Type out the listing below exactly. Pictures stay out of it.

▸ DATA LISTING:
++++

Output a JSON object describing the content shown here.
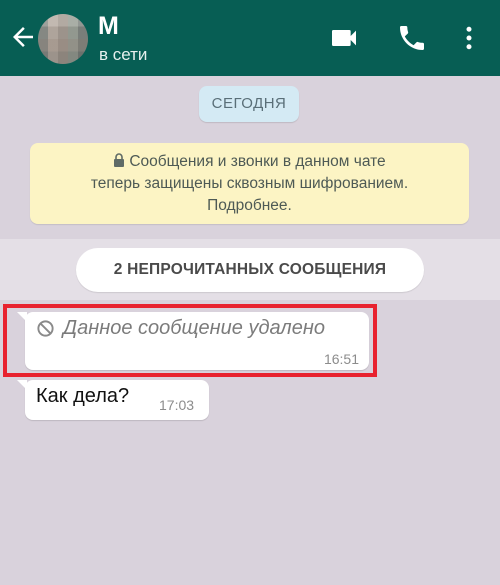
{
  "header": {
    "contact_name": "М",
    "status": "в сети",
    "icons": [
      "back-arrow-icon",
      "video-call-icon",
      "phone-call-icon",
      "more-vert-icon"
    ]
  },
  "chat": {
    "date_chip": "СЕГОДНЯ",
    "encryption_notice": {
      "line1": "Сообщения и звонки в данном чате",
      "line2": "теперь защищены сквозным шифрованием.",
      "line3": "Подробнее."
    },
    "unread_label": "2 НЕПРОЧИТАННЫХ СООБЩЕНИЯ",
    "messages": [
      {
        "text": "Данное сообщение удалено",
        "time": "16:51",
        "deleted": true
      },
      {
        "text": "Как дела?",
        "time": "17:03",
        "deleted": false
      }
    ]
  },
  "colors": {
    "appbar": "#075e54",
    "chat_background": "#d9d2dc",
    "date_chip": "#d4eaf4",
    "notice": "#fcf4c4",
    "highlight": "#e8222f"
  }
}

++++

▸ OUTPUT BELOW:
Output a JSON object describing the content shown here.
{
  "header": {
    "contact_name": "М",
    "status": "в сети",
    "icons": [
      "back-arrow-icon",
      "video-call-icon",
      "phone-call-icon",
      "more-vert-icon"
    ]
  },
  "chat": {
    "date_chip": "СЕГОДНЯ",
    "encryption_notice": {
      "line1": "Сообщения и звонки в данном чате",
      "line2": "теперь защищены сквозным шифрованием.",
      "line3": "Подробнее."
    },
    "unread_label": "2 НЕПРОЧИТАННЫХ СООБЩЕНИЯ",
    "messages": [
      {
        "text": "Данное сообщение удалено",
        "time": "16:51",
        "deleted": true
      },
      {
        "text": "Как дела?",
        "time": "17:03",
        "deleted": false
      }
    ]
  },
  "colors": {
    "appbar": "#075e54",
    "chat_background": "#d9d2dc",
    "date_chip": "#d4eaf4",
    "notice": "#fcf4c4",
    "highlight": "#e8222f"
  }
}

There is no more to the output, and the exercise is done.